## EXERCISE REQUIREMENTS
Return the whole listing, line for line, without the pictures in it.
[SUPPLIED RECORDS Boundary: Start]
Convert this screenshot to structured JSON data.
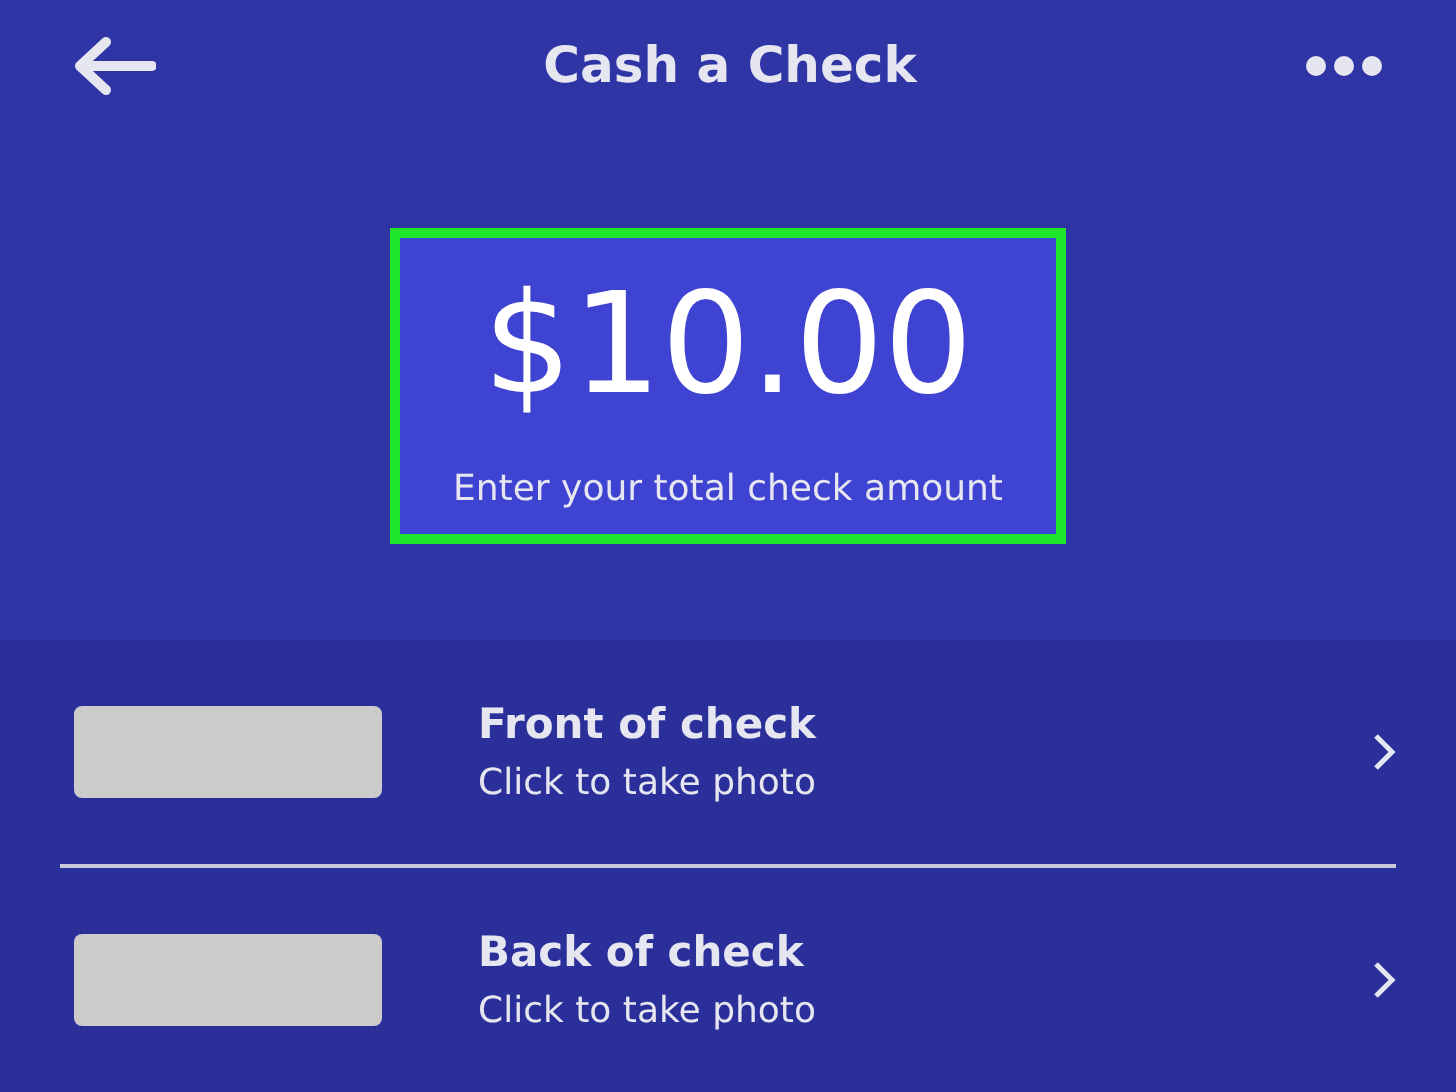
{
  "header": {
    "title": "Cash a Check"
  },
  "amount": {
    "value": "$10.00",
    "hint": "Enter your total check amount"
  },
  "rows": [
    {
      "title": "Front of check",
      "subtitle": "Click to take photo"
    },
    {
      "title": "Back of check",
      "subtitle": "Click to take photo"
    }
  ]
}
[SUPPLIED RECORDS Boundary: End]
## RESULT BELOW
Convert this screenshot to structured JSON data.
{
  "header": {
    "title": "Cash a Check"
  },
  "amount": {
    "value": "$10.00",
    "hint": "Enter your total check amount"
  },
  "rows": [
    {
      "title": "Front of check",
      "subtitle": "Click to take photo"
    },
    {
      "title": "Back of check",
      "subtitle": "Click to take photo"
    }
  ]
}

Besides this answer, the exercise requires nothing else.